> _Task requirements_
Look for the word "style" in the material below, then report each line where it occurs.

> _Records provided_
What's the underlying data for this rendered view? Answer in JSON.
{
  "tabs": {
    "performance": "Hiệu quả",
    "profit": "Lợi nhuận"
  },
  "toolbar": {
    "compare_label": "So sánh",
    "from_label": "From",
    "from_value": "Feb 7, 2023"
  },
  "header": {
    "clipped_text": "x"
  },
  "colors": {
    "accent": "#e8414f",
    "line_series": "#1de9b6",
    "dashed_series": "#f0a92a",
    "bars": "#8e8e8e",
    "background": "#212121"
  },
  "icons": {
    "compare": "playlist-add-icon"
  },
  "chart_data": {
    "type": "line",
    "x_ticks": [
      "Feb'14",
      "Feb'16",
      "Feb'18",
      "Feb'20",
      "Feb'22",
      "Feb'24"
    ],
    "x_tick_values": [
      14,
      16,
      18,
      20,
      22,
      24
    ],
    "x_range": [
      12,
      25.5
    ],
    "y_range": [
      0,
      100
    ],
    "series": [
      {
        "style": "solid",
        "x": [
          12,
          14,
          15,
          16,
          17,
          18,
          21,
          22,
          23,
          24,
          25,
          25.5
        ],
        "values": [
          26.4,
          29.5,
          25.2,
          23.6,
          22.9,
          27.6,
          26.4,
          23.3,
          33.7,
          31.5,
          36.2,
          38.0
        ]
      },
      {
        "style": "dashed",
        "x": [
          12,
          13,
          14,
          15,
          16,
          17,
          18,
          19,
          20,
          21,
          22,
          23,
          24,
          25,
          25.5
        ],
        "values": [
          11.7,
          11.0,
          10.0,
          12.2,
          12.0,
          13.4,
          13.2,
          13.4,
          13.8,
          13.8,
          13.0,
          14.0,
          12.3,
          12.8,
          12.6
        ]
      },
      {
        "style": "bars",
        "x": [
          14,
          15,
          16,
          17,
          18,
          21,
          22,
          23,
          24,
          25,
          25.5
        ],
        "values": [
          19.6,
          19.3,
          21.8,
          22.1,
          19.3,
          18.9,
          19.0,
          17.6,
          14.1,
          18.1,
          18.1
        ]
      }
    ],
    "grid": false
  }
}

> _Answer below_
        "style": "solid",
        "style": "dashed",
        "style": "bars",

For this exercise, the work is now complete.